Ha, H & Coghill, K. (2006). E-Government in Singapore A SWOT and Pest Analysis. Monash
Goldsmith, S. & Eggers, W. (2004). Governing by Network: The New Shape of Public Sector.
Washington, DC: Brookings Institution Press.
Jennifer, L. (2006). Managing change and innovation in public service organizations. Public
Administration, 83, 794-826.
Kuno, S., Lukas, S. & Bernhard, S. (2004). Managing the Electronic Government: From Vision
to Practice. Secretary for Commerce and Economic Development. Retrieved on 11th June
2014 from http://www.ogcio.gov.hk/eng/digital/edigital.htm
Lee, L.T. (2005). Internet control and auto-regulation in Singapore. Surveillance &
Society, 3, 75 – 95.
Lin, F.M. (2006). Looking for true e-Government? Singapore gets it right. CRMGuru.com
Viewed on 11th June 2014 from http://www.crmguru.com/articles/2004/Looking_for_True_EGovernment_Singapore_Get s_It_Right/n
Li et al. (2004). E-Government in Singapore: Demographics, Usage Patterns, and Perceptions.
Journal of E-Government, 1, 29-53.
Weiling, K & Wei, K.K. (2004). Successful E-Government in Singapore. Communication
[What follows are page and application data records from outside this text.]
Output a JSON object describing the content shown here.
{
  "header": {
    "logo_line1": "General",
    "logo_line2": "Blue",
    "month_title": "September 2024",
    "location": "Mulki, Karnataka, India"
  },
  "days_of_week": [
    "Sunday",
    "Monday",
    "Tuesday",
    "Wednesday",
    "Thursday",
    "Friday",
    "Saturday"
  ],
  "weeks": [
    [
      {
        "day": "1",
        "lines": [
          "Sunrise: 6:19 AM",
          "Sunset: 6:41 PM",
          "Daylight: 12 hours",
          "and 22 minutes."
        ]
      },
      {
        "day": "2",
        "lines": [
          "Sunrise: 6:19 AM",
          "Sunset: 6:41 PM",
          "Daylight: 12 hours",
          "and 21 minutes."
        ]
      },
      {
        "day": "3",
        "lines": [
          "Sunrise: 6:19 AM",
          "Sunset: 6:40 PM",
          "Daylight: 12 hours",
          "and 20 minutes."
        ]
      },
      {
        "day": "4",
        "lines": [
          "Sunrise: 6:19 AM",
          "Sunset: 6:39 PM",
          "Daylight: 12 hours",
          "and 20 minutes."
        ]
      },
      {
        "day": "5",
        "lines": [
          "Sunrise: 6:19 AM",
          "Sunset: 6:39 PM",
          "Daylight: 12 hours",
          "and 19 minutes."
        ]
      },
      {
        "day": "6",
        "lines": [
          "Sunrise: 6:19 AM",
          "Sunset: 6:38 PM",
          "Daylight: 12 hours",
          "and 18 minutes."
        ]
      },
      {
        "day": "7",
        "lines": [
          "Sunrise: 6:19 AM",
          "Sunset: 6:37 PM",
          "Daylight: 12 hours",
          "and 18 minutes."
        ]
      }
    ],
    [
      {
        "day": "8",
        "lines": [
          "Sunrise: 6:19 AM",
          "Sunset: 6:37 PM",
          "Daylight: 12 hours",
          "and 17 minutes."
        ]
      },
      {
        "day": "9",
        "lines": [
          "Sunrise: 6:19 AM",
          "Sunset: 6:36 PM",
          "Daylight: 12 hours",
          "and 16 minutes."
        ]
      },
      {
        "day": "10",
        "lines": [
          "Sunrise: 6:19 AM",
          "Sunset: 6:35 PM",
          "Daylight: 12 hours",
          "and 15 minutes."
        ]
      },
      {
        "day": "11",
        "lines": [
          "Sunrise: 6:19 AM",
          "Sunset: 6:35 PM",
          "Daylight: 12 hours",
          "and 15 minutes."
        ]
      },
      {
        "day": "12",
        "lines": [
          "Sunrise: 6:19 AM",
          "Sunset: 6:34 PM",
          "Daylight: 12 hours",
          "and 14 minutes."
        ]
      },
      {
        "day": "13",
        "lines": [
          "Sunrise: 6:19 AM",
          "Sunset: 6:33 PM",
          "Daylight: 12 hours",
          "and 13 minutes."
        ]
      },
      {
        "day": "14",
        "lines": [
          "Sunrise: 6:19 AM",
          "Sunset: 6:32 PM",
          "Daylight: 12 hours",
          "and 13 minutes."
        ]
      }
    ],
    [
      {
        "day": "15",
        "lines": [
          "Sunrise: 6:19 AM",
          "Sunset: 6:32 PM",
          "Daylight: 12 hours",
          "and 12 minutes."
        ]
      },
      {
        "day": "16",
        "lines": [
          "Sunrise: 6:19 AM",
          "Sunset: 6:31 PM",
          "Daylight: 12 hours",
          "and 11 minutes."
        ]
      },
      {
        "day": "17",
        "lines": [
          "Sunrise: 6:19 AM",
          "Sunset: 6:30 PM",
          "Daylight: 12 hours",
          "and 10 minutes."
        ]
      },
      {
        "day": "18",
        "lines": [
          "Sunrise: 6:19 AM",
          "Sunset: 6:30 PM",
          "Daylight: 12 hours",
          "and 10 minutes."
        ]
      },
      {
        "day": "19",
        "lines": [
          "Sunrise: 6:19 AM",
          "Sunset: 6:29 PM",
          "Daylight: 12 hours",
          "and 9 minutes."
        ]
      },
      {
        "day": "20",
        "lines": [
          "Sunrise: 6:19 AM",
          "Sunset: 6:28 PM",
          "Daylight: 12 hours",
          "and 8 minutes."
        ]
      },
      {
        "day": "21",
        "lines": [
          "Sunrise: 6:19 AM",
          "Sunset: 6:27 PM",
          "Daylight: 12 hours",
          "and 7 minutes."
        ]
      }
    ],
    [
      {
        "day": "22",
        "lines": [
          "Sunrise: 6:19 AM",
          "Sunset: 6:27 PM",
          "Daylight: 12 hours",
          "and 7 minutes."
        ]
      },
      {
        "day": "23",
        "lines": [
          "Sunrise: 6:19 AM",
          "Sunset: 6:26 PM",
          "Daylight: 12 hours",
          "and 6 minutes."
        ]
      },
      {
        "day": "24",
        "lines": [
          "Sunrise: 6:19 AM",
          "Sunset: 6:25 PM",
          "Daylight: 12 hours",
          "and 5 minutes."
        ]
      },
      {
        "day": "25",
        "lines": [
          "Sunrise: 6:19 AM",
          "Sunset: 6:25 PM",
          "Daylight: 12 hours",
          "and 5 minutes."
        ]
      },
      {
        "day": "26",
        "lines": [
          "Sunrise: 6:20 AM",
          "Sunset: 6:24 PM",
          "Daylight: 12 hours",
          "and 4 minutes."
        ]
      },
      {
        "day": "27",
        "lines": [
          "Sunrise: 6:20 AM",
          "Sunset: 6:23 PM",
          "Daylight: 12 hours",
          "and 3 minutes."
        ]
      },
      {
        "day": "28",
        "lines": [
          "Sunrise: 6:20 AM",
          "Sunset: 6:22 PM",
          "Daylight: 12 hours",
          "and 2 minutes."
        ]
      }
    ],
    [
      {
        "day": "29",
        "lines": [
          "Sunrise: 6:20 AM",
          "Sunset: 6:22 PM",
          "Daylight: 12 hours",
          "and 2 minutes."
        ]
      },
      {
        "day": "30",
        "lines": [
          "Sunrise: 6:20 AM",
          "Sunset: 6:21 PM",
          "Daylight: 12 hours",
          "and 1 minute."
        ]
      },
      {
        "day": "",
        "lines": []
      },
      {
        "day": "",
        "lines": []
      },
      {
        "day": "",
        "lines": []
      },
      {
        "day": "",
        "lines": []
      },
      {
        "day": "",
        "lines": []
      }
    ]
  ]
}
of the ACM, 47, 95–99.
Wern. L.C. (2006). SMEs Discover new business opportunities. Defense Science &
Technology Agency. Retrieved on 11th June 2014 from http://www.dsta.gov.sg/Home/DisplayPage/ContentPage12.asp?id=3016
Wraikat, M.M & Iaeng, M. (2010). Information Technology Governance Role in Enhancing
Performance: A Case Study on Jordan Public Sector.
Proceedings of the World Congress
on Engineering and Computer Science 2010 Vol I WCECS 2010, October 20-22, 2010,
San Francisco, USA
More Important Things